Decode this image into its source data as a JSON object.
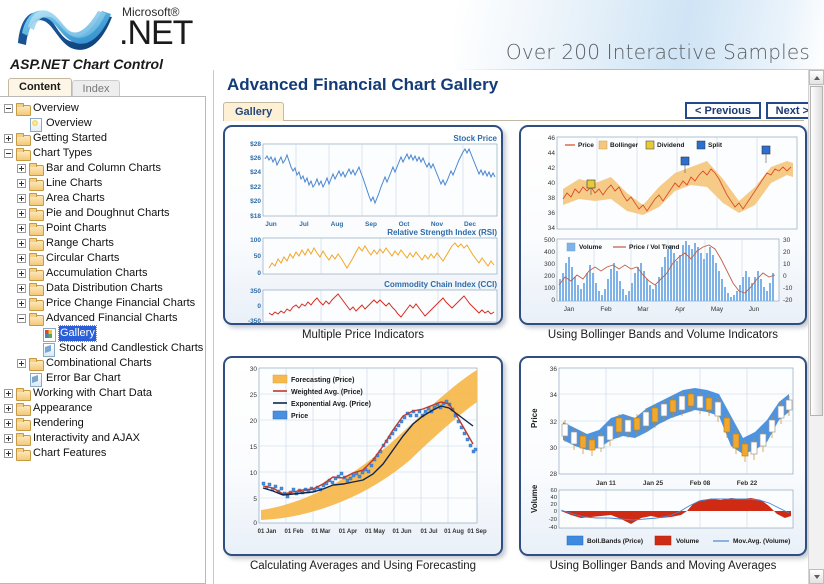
{
  "banner": {
    "brand_microsoft": "Microsoft®",
    "brand_net": ".NET",
    "tagline": "Over 200 Interactive Samples",
    "product_title": "ASP.NET Chart Control"
  },
  "sidebar": {
    "tabs": [
      {
        "label": "Content",
        "active": true
      },
      {
        "label": "Index",
        "active": false
      }
    ],
    "tree": [
      {
        "label": "Overview",
        "indent": 0,
        "expander": "minus",
        "icon": "folder-icon",
        "selected": false
      },
      {
        "label": "Overview",
        "indent": 1,
        "expander": "none",
        "icon": "bulb-icon",
        "selected": false
      },
      {
        "label": "Getting Started",
        "indent": 0,
        "expander": "plus",
        "icon": "folder-icon",
        "selected": false
      },
      {
        "label": "Chart Types",
        "indent": 0,
        "expander": "minus",
        "icon": "folder-icon",
        "selected": false
      },
      {
        "label": "Bar and Column Charts",
        "indent": 1,
        "expander": "plus",
        "icon": "folder-icon",
        "selected": false
      },
      {
        "label": "Line Charts",
        "indent": 1,
        "expander": "plus",
        "icon": "folder-icon",
        "selected": false
      },
      {
        "label": "Area Charts",
        "indent": 1,
        "expander": "plus",
        "icon": "folder-icon",
        "selected": false
      },
      {
        "label": "Pie and Doughnut Charts",
        "indent": 1,
        "expander": "plus",
        "icon": "folder-icon",
        "selected": false
      },
      {
        "label": "Point Charts",
        "indent": 1,
        "expander": "plus",
        "icon": "folder-icon",
        "selected": false
      },
      {
        "label": "Range Charts",
        "indent": 1,
        "expander": "plus",
        "icon": "folder-icon",
        "selected": false
      },
      {
        "label": "Circular Charts",
        "indent": 1,
        "expander": "plus",
        "icon": "folder-icon",
        "selected": false
      },
      {
        "label": "Accumulation Charts",
        "indent": 1,
        "expander": "plus",
        "icon": "folder-icon",
        "selected": false
      },
      {
        "label": "Data Distribution Charts",
        "indent": 1,
        "expander": "plus",
        "icon": "folder-icon",
        "selected": false
      },
      {
        "label": "Price Change Financial Charts",
        "indent": 1,
        "expander": "plus",
        "icon": "folder-icon",
        "selected": false
      },
      {
        "label": "Advanced Financial Charts",
        "indent": 1,
        "expander": "minus",
        "icon": "folder-icon",
        "selected": false
      },
      {
        "label": "Gallery",
        "indent": 2,
        "expander": "none",
        "icon": "gallery-icon",
        "selected": true
      },
      {
        "label": "Stock and Candlestick Charts",
        "indent": 2,
        "expander": "none",
        "icon": "page-icon",
        "selected": false
      },
      {
        "label": "Combinational Charts",
        "indent": 1,
        "expander": "plus",
        "icon": "folder-icon",
        "selected": false
      },
      {
        "label": "Error Bar Chart",
        "indent": 1,
        "expander": "none",
        "icon": "page-icon",
        "selected": false
      },
      {
        "label": "Working with Chart Data",
        "indent": 0,
        "expander": "plus",
        "icon": "folder-icon",
        "selected": false
      },
      {
        "label": "Appearance",
        "indent": 0,
        "expander": "plus",
        "icon": "folder-icon",
        "selected": false
      },
      {
        "label": "Rendering",
        "indent": 0,
        "expander": "plus",
        "icon": "folder-icon",
        "selected": false
      },
      {
        "label": "Interactivity and AJAX",
        "indent": 0,
        "expander": "plus",
        "icon": "folder-icon",
        "selected": false
      },
      {
        "label": "Chart Features",
        "indent": 0,
        "expander": "plus",
        "icon": "folder-icon",
        "selected": false
      }
    ]
  },
  "main": {
    "page_title": "Advanced Financial Chart Gallery",
    "tab_label": "Gallery",
    "prev_label": "< Previous",
    "next_label": "Next >"
  },
  "colors": {
    "title_blue": "#123b78",
    "tab_cream": "#fdf0d5",
    "thumb_border": "#2f4f82",
    "price_blue": "#4a86d0",
    "rsi_orange": "#f5a623",
    "cci_red": "#d62d20",
    "bollinger_band": "#f5c77e",
    "forecast_band": "#f7b94f",
    "weighted_red": "#c0392b",
    "exp_navy": "#11264f",
    "volume_blue": "#7fb3e8",
    "bb_blue": "#3d8ae0",
    "volume_red": "#cf2a13"
  },
  "chart_data": [
    {
      "type": "line",
      "id": "multiple-price-indicators",
      "caption": "Multiple Price Indicators",
      "panels": [
        {
          "title": "Stock Price",
          "ylabel": "",
          "yticks": [
            "$18",
            "$20",
            "$22",
            "$24",
            "$26",
            "$28"
          ],
          "ylim": [
            18,
            28
          ],
          "xticks": [
            "Jun",
            "Jul",
            "Aug",
            "Sep",
            "Oct",
            "Nov",
            "Dec"
          ],
          "series": [
            {
              "name": "Stock Price",
              "color": "#4a86d0"
            }
          ],
          "grid": true
        },
        {
          "title": "Relative Strength Index (RSI)",
          "yticks": [
            "0",
            "50",
            "100"
          ],
          "ylim": [
            0,
            100
          ],
          "xticks": [],
          "series": [
            {
              "name": "RSI",
              "color": "#f5a623"
            }
          ],
          "grid": true
        },
        {
          "title": "Commodity Chain Index (CCI)",
          "yticks": [
            "-350",
            "0",
            "350"
          ],
          "ylim": [
            -350,
            350
          ],
          "xticks": [],
          "series": [
            {
              "name": "CCI",
              "color": "#d62d20"
            }
          ],
          "grid": true
        }
      ]
    },
    {
      "type": "line",
      "id": "bollinger-volume",
      "caption": "Using Bollinger Bands and Volume Indicators",
      "panels": [
        {
          "title": "",
          "yticks": [
            "34",
            "36",
            "38",
            "40",
            "42",
            "44",
            "46"
          ],
          "ylim": [
            34,
            46
          ],
          "xticks": [],
          "legend": [
            {
              "label": "Price",
              "marker": "line",
              "color": "#d9502b"
            },
            {
              "label": "Bollinger",
              "marker": "square",
              "color": "#f5c77e"
            },
            {
              "label": "Dividend",
              "marker": "badge",
              "color": "#e8c93a"
            },
            {
              "label": "Split",
              "marker": "badge",
              "color": "#2b6fd1"
            }
          ],
          "grid": true
        },
        {
          "title": "",
          "yticks": [
            "0",
            "100",
            "200",
            "300",
            "400",
            "500"
          ],
          "ylim": [
            0,
            500
          ],
          "y2ticks": [
            "-20",
            "-10",
            "0",
            "10",
            "20",
            "30"
          ],
          "y2lim": [
            -20,
            30
          ],
          "xticks": [
            "Jan",
            "Feb",
            "Mar",
            "Apr",
            "May",
            "Jun"
          ],
          "legend": [
            {
              "label": "Volume",
              "marker": "square",
              "color": "#7fb3e8"
            },
            {
              "label": "Price / Vol Trend",
              "marker": "line",
              "color": "#c0604a"
            }
          ],
          "grid": true
        }
      ]
    },
    {
      "type": "scatter",
      "id": "averages-forecasting",
      "caption": "Calculating Averages and Using Forecasting",
      "panels": [
        {
          "title": "",
          "yticks": [
            "0",
            "5",
            "10",
            "15",
            "20",
            "25",
            "30"
          ],
          "ylim": [
            0,
            30
          ],
          "xticks": [
            "01 Jan",
            "01 Feb",
            "01 Mar",
            "01 Apr",
            "01 May",
            "01 Jun",
            "01 Jul",
            "01 Aug",
            "01 Sep"
          ],
          "legend": [
            {
              "label": "Forecasting (Price)",
              "marker": "square",
              "color": "#f7b94f"
            },
            {
              "label": "Weighted Avg. (Price)",
              "marker": "line",
              "color": "#c0392b"
            },
            {
              "label": "Exponential Avg. (Price)",
              "marker": "line",
              "color": "#11264f"
            },
            {
              "label": "Price",
              "marker": "square",
              "color": "#4a90e2"
            }
          ],
          "grid": true
        }
      ]
    },
    {
      "type": "candlestick",
      "id": "bollinger-moving-averages",
      "caption": "Using Bollinger Bands and Moving Averages",
      "panels": [
        {
          "title": "",
          "ylabel": "Price",
          "yticks": [
            "28",
            "30",
            "32",
            "34",
            "36"
          ],
          "ylim": [
            28,
            36
          ],
          "xticks": [
            "Jan 11",
            "Jan 25",
            "Feb 08",
            "Feb 22"
          ],
          "grid": true
        },
        {
          "title": "",
          "ylabel": "Volume",
          "yticks": [
            "-40",
            "-20",
            "0",
            "20",
            "40",
            "60"
          ],
          "ylim": [
            -40,
            60
          ],
          "xticks": [],
          "legend": [
            {
              "label": "Boll.Bands (Price)",
              "marker": "square",
              "color": "#3d8ae0"
            },
            {
              "label": "Volume",
              "marker": "square",
              "color": "#cf2a13"
            },
            {
              "label": "Mov.Avg. (Volume)",
              "marker": "line",
              "color": "#4a86d0"
            }
          ],
          "grid": true
        }
      ]
    }
  ]
}
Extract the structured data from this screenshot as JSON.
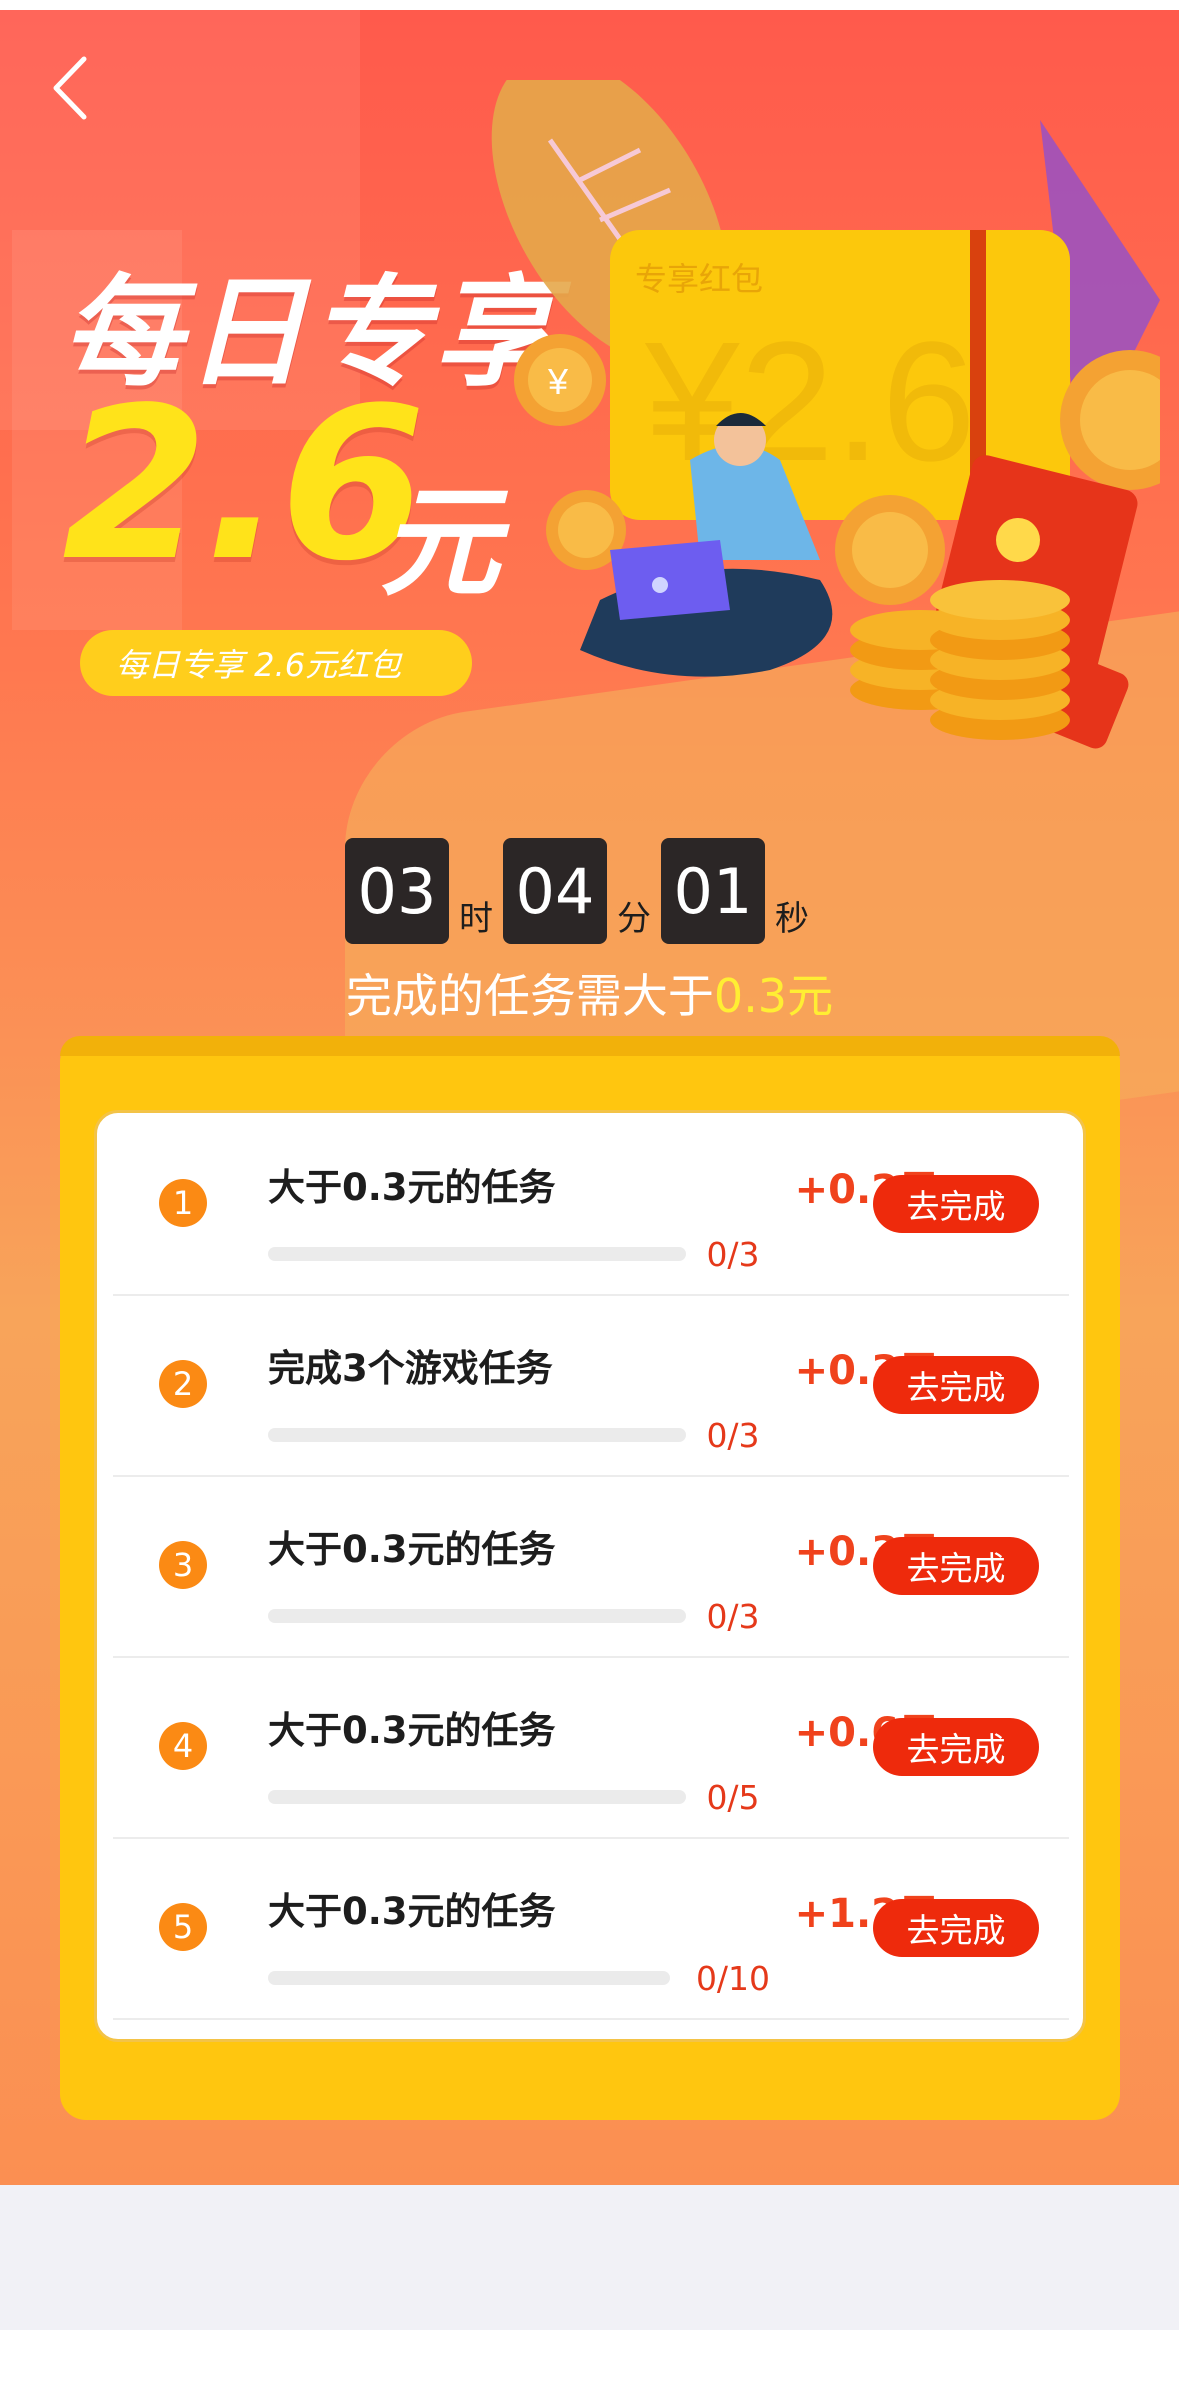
{
  "nav": {
    "back_icon": "chevron-left-icon"
  },
  "header": {
    "title": "每日专享",
    "amount_number": "2.6",
    "amount_unit": "元",
    "pill_text": "每日专享 2.6元红包"
  },
  "illustration": {
    "envelope_label": "专享红包",
    "envelope_amount": "¥2.6",
    "coin_symbol": "¥"
  },
  "countdown": {
    "hours": "03",
    "hours_unit": "时",
    "minutes": "04",
    "minutes_unit": "分",
    "seconds": "01",
    "seconds_unit": "秒"
  },
  "subtitle": {
    "prefix": "完成的任务需大于",
    "highlight": "0.3元"
  },
  "tasks": [
    {
      "num": "1",
      "title": "大于0.3元的任务",
      "reward": "+0.2元",
      "progress": "0/3",
      "progress_fraction": 0,
      "button": "去完成"
    },
    {
      "num": "2",
      "title": "完成3个游戏任务",
      "reward": "+0.3元",
      "progress": "0/3",
      "progress_fraction": 0,
      "button": "去完成"
    },
    {
      "num": "3",
      "title": "大于0.3元的任务",
      "reward": "+0.3元",
      "progress": "0/3",
      "progress_fraction": 0,
      "button": "去完成"
    },
    {
      "num": "4",
      "title": "大于0.3元的任务",
      "reward": "+0.6元",
      "progress": "0/5",
      "progress_fraction": 0,
      "button": "去完成"
    },
    {
      "num": "5",
      "title": "大于0.3元的任务",
      "reward": "+1.2元",
      "progress": "0/10",
      "progress_fraction": 0,
      "button": "去完成"
    }
  ],
  "colors": {
    "accent_red": "#ee2a0c",
    "gold": "#ffc60f",
    "highlight_yellow": "#ffee33",
    "number_orange": "#fb8a14"
  }
}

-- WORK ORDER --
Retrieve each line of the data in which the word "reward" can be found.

-- TASK RESPONSE --
      "reward": "+0.2元",
      "reward": "+0.3元",
      "reward": "+0.3元",
      "reward": "+0.6元",
      "reward": "+1.2元",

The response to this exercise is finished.